▸ INFORMATION PROVIDED:
* * * * * * * * *
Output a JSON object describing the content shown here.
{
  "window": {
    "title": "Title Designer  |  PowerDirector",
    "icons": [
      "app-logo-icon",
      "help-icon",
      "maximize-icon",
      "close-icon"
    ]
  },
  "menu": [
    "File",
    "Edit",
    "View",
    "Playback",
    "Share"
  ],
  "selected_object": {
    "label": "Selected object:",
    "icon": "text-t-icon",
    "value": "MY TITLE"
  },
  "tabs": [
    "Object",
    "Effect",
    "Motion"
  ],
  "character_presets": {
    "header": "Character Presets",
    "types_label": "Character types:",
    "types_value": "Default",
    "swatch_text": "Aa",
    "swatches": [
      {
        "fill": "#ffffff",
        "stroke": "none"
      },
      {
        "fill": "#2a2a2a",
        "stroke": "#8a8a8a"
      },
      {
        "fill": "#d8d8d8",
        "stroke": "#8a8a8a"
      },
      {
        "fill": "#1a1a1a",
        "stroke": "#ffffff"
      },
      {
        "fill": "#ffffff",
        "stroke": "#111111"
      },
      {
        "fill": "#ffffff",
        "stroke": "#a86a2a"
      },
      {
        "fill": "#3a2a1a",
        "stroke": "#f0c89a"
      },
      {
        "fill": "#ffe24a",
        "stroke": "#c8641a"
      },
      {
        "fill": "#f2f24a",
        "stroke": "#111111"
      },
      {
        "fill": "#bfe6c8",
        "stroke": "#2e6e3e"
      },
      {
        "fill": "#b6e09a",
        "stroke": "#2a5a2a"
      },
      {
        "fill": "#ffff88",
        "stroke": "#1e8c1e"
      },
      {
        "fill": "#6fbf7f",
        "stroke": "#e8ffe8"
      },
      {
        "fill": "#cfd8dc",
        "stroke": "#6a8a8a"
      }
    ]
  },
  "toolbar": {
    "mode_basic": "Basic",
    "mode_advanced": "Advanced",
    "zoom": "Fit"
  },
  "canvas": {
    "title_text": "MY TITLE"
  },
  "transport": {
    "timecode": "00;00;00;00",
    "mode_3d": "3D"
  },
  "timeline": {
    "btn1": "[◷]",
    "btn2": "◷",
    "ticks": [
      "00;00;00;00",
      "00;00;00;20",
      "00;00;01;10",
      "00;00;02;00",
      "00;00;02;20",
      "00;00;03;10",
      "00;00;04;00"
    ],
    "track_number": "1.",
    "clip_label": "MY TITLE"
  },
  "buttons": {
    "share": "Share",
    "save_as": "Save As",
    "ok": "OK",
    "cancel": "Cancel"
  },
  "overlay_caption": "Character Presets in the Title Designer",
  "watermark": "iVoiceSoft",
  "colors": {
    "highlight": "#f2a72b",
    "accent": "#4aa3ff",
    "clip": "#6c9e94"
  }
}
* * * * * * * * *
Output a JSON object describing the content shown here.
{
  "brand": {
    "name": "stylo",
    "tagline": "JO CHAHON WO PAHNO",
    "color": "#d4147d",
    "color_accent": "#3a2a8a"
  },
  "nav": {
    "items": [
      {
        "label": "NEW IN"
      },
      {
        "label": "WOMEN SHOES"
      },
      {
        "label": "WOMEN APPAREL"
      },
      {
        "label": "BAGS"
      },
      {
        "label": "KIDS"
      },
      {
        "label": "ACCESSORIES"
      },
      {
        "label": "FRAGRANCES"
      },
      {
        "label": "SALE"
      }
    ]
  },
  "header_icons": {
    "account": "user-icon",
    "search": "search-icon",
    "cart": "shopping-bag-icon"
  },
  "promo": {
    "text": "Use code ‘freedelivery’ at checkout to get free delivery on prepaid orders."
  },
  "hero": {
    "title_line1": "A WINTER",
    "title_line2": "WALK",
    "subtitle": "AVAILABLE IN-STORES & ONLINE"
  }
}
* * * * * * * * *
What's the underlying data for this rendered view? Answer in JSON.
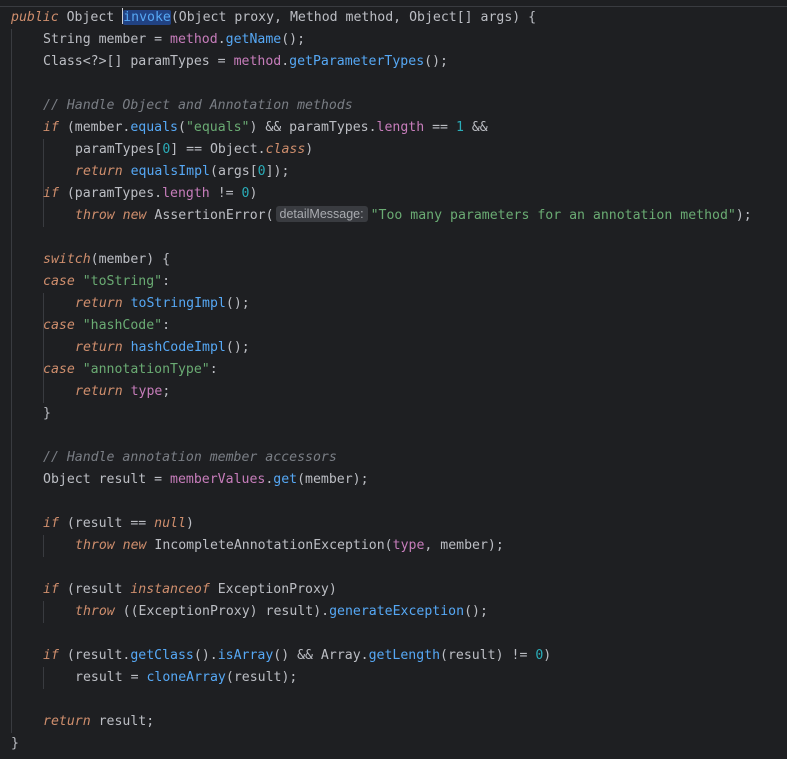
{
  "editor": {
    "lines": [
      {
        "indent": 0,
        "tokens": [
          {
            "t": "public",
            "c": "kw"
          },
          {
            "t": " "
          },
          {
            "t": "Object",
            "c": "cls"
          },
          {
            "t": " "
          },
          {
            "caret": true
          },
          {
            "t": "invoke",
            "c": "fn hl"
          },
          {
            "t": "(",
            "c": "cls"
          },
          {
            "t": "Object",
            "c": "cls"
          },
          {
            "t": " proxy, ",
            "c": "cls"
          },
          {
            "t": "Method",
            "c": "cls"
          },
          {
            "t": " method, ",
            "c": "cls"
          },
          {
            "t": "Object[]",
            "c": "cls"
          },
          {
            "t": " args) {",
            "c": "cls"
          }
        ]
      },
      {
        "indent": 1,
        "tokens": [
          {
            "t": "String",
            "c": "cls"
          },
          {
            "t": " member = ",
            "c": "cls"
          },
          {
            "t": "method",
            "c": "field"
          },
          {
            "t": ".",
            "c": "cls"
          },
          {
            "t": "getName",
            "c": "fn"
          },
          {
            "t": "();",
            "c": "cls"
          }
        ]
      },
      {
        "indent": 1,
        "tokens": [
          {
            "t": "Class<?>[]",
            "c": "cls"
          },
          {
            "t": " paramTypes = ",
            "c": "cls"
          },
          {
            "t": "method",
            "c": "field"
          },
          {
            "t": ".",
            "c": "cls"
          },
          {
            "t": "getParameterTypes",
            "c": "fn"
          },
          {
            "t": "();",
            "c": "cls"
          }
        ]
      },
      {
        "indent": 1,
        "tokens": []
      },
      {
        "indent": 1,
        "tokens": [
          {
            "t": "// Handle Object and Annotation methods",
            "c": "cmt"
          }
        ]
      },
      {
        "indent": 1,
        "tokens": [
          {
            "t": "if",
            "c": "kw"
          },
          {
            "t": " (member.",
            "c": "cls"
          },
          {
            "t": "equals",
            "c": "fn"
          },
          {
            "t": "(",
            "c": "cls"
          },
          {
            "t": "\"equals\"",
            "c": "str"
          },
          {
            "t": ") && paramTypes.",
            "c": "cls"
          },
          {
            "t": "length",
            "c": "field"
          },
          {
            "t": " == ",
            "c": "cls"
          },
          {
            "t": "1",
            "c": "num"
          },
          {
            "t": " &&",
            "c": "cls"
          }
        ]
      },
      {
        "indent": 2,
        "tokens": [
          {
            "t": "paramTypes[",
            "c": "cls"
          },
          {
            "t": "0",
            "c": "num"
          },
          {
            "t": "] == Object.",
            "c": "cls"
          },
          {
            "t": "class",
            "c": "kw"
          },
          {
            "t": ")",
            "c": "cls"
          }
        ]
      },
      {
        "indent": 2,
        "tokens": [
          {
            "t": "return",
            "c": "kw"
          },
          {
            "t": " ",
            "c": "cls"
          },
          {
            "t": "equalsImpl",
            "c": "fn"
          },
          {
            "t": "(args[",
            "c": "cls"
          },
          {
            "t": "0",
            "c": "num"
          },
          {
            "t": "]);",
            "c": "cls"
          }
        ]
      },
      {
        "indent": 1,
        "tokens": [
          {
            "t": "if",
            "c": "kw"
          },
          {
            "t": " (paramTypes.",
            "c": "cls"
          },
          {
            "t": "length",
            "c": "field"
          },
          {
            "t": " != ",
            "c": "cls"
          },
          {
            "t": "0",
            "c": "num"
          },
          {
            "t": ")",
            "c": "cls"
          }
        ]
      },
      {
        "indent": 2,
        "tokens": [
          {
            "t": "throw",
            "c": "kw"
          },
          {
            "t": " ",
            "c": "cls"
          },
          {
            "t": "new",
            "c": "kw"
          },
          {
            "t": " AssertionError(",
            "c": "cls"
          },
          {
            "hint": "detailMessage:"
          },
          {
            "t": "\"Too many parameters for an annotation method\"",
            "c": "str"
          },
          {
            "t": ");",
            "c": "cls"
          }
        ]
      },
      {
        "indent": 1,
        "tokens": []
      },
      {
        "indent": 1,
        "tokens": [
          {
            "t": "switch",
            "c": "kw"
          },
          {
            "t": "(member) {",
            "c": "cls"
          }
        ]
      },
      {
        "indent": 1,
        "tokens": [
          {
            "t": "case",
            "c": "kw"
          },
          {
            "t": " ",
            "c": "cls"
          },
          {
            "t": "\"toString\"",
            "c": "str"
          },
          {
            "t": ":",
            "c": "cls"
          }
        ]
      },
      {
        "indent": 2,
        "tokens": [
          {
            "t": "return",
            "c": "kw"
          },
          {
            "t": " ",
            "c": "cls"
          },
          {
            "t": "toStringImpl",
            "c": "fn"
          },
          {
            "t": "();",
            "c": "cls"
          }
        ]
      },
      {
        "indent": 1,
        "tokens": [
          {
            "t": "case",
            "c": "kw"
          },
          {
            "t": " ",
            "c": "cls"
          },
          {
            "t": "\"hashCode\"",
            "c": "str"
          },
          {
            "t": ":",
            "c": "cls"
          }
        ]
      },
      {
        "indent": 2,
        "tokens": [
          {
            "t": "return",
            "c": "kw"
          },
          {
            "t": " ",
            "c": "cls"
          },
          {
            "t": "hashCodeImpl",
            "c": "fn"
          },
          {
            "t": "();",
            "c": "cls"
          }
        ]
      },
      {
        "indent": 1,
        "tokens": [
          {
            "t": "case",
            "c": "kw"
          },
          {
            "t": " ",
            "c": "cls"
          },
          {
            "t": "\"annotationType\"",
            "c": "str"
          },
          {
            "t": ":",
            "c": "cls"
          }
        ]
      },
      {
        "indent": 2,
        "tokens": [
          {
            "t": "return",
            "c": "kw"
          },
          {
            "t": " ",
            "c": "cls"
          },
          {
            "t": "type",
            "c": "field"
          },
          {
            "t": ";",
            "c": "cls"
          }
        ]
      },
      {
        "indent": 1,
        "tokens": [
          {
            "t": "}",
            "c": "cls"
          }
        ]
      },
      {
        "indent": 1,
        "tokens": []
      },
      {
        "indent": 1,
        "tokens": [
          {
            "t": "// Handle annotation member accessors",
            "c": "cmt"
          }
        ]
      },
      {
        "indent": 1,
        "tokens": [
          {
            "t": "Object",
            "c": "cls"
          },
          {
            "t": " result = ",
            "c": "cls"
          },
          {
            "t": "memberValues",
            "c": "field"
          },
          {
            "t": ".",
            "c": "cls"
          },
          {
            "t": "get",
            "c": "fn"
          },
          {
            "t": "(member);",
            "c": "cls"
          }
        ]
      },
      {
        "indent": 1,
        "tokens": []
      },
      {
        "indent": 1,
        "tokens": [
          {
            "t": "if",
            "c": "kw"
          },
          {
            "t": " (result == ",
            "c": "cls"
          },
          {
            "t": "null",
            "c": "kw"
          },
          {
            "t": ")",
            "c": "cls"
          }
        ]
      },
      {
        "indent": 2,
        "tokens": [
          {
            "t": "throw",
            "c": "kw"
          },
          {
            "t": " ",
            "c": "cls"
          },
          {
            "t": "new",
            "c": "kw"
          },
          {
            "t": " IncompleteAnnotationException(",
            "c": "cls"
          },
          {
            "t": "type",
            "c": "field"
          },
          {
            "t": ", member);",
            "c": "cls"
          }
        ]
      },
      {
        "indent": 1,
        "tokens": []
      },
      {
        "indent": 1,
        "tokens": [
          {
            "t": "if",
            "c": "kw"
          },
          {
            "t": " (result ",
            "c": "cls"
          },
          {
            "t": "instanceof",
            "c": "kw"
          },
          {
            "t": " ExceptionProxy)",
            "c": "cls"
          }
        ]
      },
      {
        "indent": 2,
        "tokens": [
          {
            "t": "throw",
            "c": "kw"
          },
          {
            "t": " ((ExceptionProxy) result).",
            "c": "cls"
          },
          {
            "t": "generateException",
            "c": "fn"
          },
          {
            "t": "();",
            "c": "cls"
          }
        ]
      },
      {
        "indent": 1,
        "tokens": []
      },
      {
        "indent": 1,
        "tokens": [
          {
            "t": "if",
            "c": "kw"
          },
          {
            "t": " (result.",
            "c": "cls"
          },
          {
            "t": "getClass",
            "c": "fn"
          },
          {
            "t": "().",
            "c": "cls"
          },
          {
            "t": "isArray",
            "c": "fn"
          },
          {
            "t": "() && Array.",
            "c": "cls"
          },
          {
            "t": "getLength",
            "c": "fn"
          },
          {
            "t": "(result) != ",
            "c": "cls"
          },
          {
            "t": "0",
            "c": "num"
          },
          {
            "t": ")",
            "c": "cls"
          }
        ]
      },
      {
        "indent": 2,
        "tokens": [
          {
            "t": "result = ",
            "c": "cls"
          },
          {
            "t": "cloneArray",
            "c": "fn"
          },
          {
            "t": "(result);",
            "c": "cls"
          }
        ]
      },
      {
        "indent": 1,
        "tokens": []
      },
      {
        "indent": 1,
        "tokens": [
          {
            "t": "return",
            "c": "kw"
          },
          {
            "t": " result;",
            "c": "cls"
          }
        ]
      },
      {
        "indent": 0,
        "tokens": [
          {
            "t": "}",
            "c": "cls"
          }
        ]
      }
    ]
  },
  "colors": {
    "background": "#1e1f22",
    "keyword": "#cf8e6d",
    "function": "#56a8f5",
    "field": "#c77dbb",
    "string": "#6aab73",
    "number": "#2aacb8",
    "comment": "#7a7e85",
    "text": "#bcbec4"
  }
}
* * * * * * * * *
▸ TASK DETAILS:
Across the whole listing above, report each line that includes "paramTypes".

▸ EXPECTED ANSWER:
            "t": " paramTypes = ",
            "t": ") && paramTypes.",
            "t": "paramTypes[",
            "t": " (paramTypes.",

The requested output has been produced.